Oh flip. I would have just wet myself as I laughed myself silly. My kids just die of shame now and won't ask me ANYTHING. It's kinda handy. Thanks for the laugh.
Posted by: Leanne | July 02, 2009 at 08:10 PM
I would be prone to all three, most definitely including over-explaining. So far, with my persistent five yr old, I have deflected deflected deflected. "Yes but HOW does the baby get out?" is a very difficult question that I have skilfully avoided answering several times now. Most because I am pretty sure that if I give a real answer, it will immediately be followed by "Yes, but HOW did the baby get IN?" which I am in no way prepared to answer for him yet. Or possibly ever.
Posted by: MommyTime | July 02, 2009 at 09:28 PM
When my five year old daughter asked me how her baby brother got into my stomach, I panicked and told her, "Daddy knows magic."
Lame, lame, lame!
Posted by: Jess | July 06, 2009 at 11:30 AM

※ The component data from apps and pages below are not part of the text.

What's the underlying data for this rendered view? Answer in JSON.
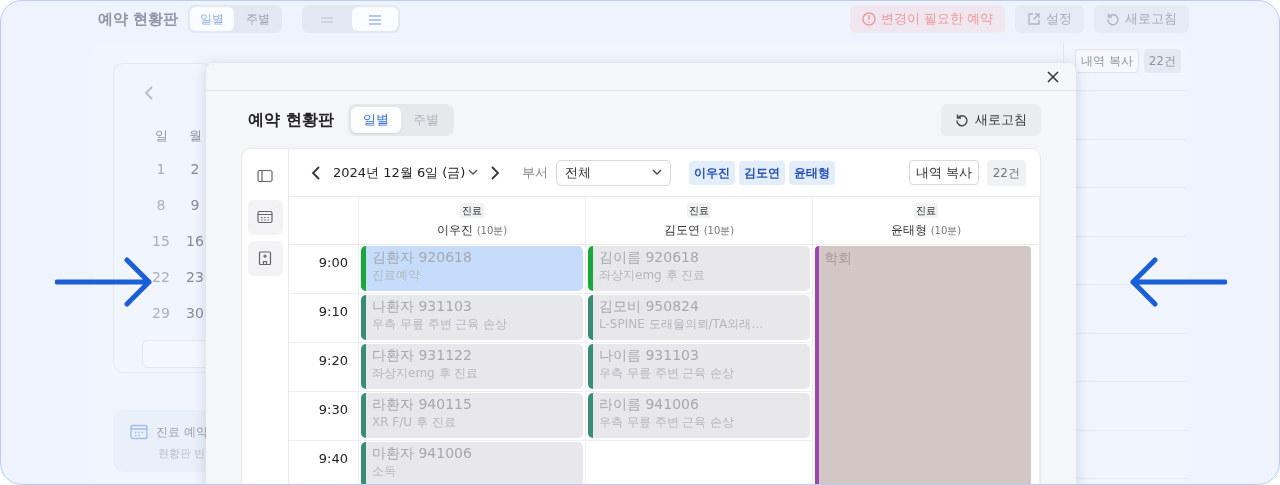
{
  "background": {
    "title": "예약 현황판",
    "view_tabs": [
      {
        "label": "일별",
        "selected": true
      },
      {
        "label": "주별",
        "selected": false
      }
    ],
    "layout_toggle": [
      {
        "kind": "lines",
        "selected": false
      },
      {
        "kind": "list",
        "selected": true
      }
    ],
    "actions": [
      {
        "kind": "warning",
        "label": "변경이 필요한 예약"
      },
      {
        "kind": "settings",
        "label": "설정"
      },
      {
        "kind": "refresh",
        "label": "새로고침"
      }
    ],
    "calendar": {
      "weekdays": [
        "일",
        "월"
      ],
      "weeks": [
        [
          "1",
          "2"
        ],
        [
          "8",
          "9"
        ],
        [
          "15",
          "16"
        ],
        [
          "22",
          "23"
        ],
        [
          "29",
          "30"
        ]
      ]
    },
    "notice": {
      "title": "진료 예약",
      "text": "현황판 빈"
    },
    "copy": "내역 복사",
    "count": "22건"
  },
  "modal": {
    "title": "예약 현황판",
    "view_tabs": [
      {
        "label": "일별",
        "selected": true
      },
      {
        "label": "주별",
        "selected": false
      }
    ],
    "refresh": "새로고침",
    "rail": [
      {
        "kind": "panel"
      },
      {
        "kind": "calendar"
      },
      {
        "kind": "building"
      }
    ],
    "date": "2024년 12월 6일 (금)",
    "department_label": "부서",
    "department": "전체",
    "staff_chips": [
      "이우진",
      "김도연",
      "윤태형"
    ],
    "copy": "내역 복사",
    "count": "22건",
    "times": [
      "9:00",
      "9:10",
      "9:20",
      "9:30",
      "9:40"
    ],
    "columns": [
      {
        "tag": "진료",
        "name": "이우진",
        "duration": "(10분)",
        "events": [
          {
            "kind": "appointment",
            "title": "김환자 920618",
            "note": "진료예약",
            "color": "#16a83a",
            "selected": true
          },
          {
            "kind": "appointment",
            "title": "나환자 931103",
            "note": "우측 무릎 주변 근육 손상",
            "color": "#368f74",
            "selected": false
          },
          {
            "kind": "appointment",
            "title": "다환자 931122",
            "note": "좌상지emg 후 진료",
            "color": "#368f74",
            "selected": false
          },
          {
            "kind": "appointment",
            "title": "라환자 940115",
            "note": "XR F/U 후 진료",
            "color": "#368f74",
            "selected": false
          },
          {
            "kind": "appointment",
            "title": "마환자 941006",
            "note": "소독",
            "color": "#368f74",
            "selected": false
          }
        ]
      },
      {
        "tag": "진료",
        "name": "김도연",
        "duration": "(10분)",
        "events": [
          {
            "kind": "appointment",
            "title": "김이름 920618",
            "note": "좌상지emg 후 진료",
            "color": "#16a83a",
            "selected": false
          },
          {
            "kind": "appointment",
            "title": "김모비 950824",
            "note": "L-SPINE 도래울의뢰/TA외래…",
            "color": "#368f74",
            "selected": false
          },
          {
            "kind": "appointment",
            "title": "나이름 931103",
            "note": "우측 무릎 주변 근육 손상",
            "color": "#368f74",
            "selected": false
          },
          {
            "kind": "appointment",
            "title": "라이름 941006",
            "note": "우측 무릎 주변 근육 손상",
            "color": "#368f74",
            "selected": false
          }
        ]
      },
      {
        "tag": "진료",
        "name": "윤태형",
        "duration": "(10분)",
        "events": [
          {
            "kind": "block",
            "title": "학회",
            "color": "#9a48b0"
          }
        ]
      }
    ]
  }
}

We had that converstaion or one very like it during another PG 13 movie, Just Married with Ashton Kutcher and Brittany Murphy. Oh it's all fun and games until something they plug into the wall at the 12th century castle they are honeymooning at causes the electric to go out all over Belgium. Wasn't that a hair dryer? I remember saying as blankly as possible...

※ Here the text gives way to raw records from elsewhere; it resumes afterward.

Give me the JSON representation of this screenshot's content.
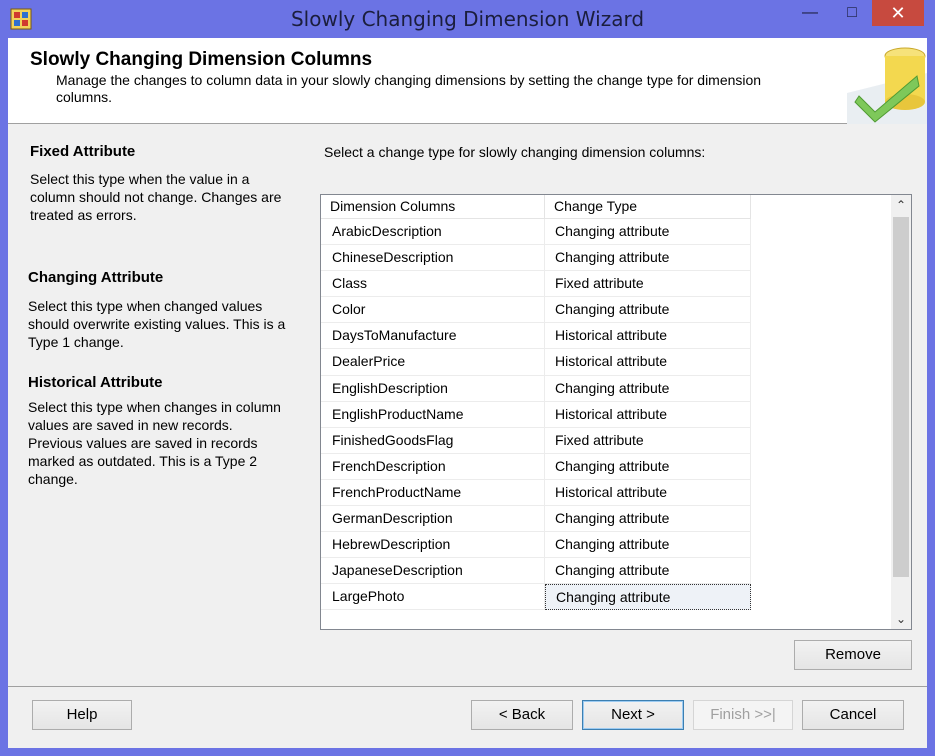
{
  "window": {
    "title": "Slowly Changing Dimension Wizard",
    "minimize_glyph": "—",
    "maximize_glyph": "□",
    "close_glyph": "✕"
  },
  "header": {
    "title": "Slowly Changing Dimension Columns",
    "description": "Manage the changes to column data in your slowly changing dimensions by setting the change type for dimension columns."
  },
  "help_panel": {
    "sections": [
      {
        "heading": "Fixed Attribute",
        "text": "Select this type when the value in a column should not change. Changes are treated as errors."
      },
      {
        "heading": "Changing Attribute",
        "text": "Select this type when changed values should overwrite existing values. This is a Type 1 change."
      },
      {
        "heading": "Historical Attribute",
        "text": "Select this type when changes in column values are saved in new records. Previous values are saved in records marked as outdated. This is a Type 2 change."
      }
    ]
  },
  "grid": {
    "prompt": "Select a change type for slowly changing dimension columns:",
    "columns": [
      "Dimension Columns",
      "Change Type"
    ],
    "rows": [
      {
        "name": "ArabicDescription",
        "type": "Changing attribute"
      },
      {
        "name": "ChineseDescription",
        "type": "Changing attribute"
      },
      {
        "name": "Class",
        "type": "Fixed attribute"
      },
      {
        "name": "Color",
        "type": "Changing attribute"
      },
      {
        "name": "DaysToManufacture",
        "type": "Historical attribute"
      },
      {
        "name": "DealerPrice",
        "type": "Historical attribute"
      },
      {
        "name": "EnglishDescription",
        "type": "Changing attribute"
      },
      {
        "name": "EnglishProductName",
        "type": "Historical attribute"
      },
      {
        "name": "FinishedGoodsFlag",
        "type": "Fixed attribute"
      },
      {
        "name": "FrenchDescription",
        "type": "Changing attribute"
      },
      {
        "name": "FrenchProductName",
        "type": "Historical attribute"
      },
      {
        "name": "GermanDescription",
        "type": "Changing attribute"
      },
      {
        "name": "HebrewDescription",
        "type": "Changing attribute"
      },
      {
        "name": "JapaneseDescription",
        "type": "Changing attribute"
      },
      {
        "name": "LargePhoto",
        "type": "Changing attribute",
        "selected": true
      }
    ]
  },
  "buttons": {
    "remove": "Remove",
    "help": "Help",
    "back": "< Back",
    "next": "Next >",
    "finish": "Finish >>|",
    "cancel": "Cancel"
  },
  "icons": {
    "app": "wizard-app-icon",
    "header_art": "database-check-icon",
    "scroll_up": "chevron-up-icon",
    "scroll_down": "chevron-down-icon"
  },
  "colors": {
    "titlebar": "#6b73e4",
    "close_button": "#c74a3f",
    "dialog_background": "#f0f0f0"
  }
}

Posted by: nthnglsts | July 06, 2009 at 04:37 PM
no no no no no no...
Tell me what movie so that I can avoid it.
Posted by: Sarah, Goon Squad Sarah | July 07, 2009 at 06:30 PM
The movie was "Made of Honor" (PG-13) and if I had done my homework, the warnings were all there...

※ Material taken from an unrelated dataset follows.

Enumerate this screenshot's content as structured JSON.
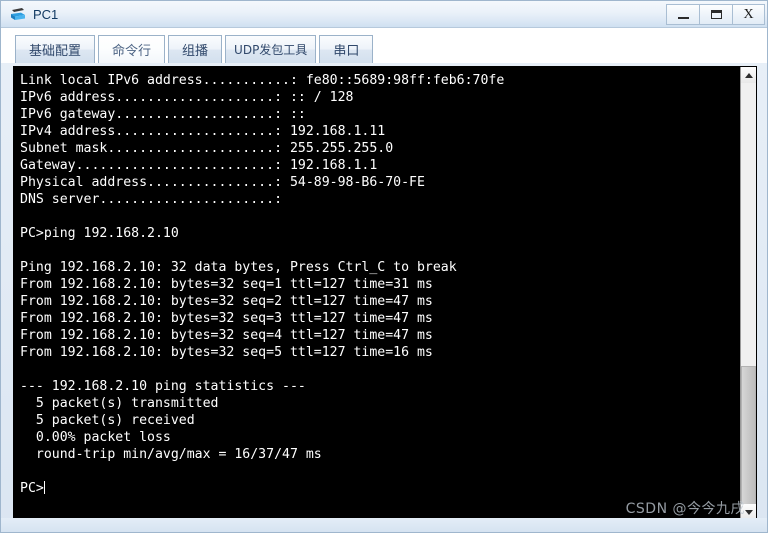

Posted by: Suburban Kamikaze | July 08, 2009 at 08:44 AM
wow. I said to my daughter yesterday, " I don't understand why boys manage to pee all over the toilet seat, I mean...they've got POINTERS"
Her response "I wish you wouldn't say stuff like that to me"
Send help. I think I'm careening into the shoals of TMI
Posted by: Lynette | July 10, 2009 at 11:24 PM
'...one stammer away from describing double penetration.' Oh, Jayzus--I haven't laughed that hard in a long time. Please thank your husband for me.
Posted by: eurolush | August 12, 2009 at 08:10 AM
"When my five year old daughter asked me how her baby brother got into my stomach, I panicked and told her, 'Daddy knows magic'."
Sooner or later, you're going to have to explain to her about his "magic wand." Good luck.
Posted by: Neal Deesit | September 15, 2009 at 04:43 PM
I give all the questions to my husband. While he gives way too much info, I sit there quietly and turn nine shades of red...
Posted by: Rhonda | January 02, 2010 at 08:51 PM
Well - well- well.. I guess this movie has created lots of teenage questions, as my 13 year old daughter and I were watching - I too got the question "what are thunder beads".??
My response: with a grin on my face- because let's face it kids talk about these things better she know the right answer- ( as I recall being educated in what a "Twinkie" was- I googled the answer and discretly showed it to my daughter - she read, looked at me wide eyed and said - EWE!!! ( thank god- for that answer)in which I replied " any questions??"
And so question asked - answer delivered and myself and google wait patiently for the next question ;)
Thank god for the Internet!!!!!!
Posted by: Nancy | September 01, 2010 at 04:22 AM
Sublime lecture, merci !!!
Posted by: Arrondir a Domicile | January 15, 2014 at 11:47 PM
You should have said, "Big beads".
Posted by: Rosa | August 29, 2015 at 05:53 AM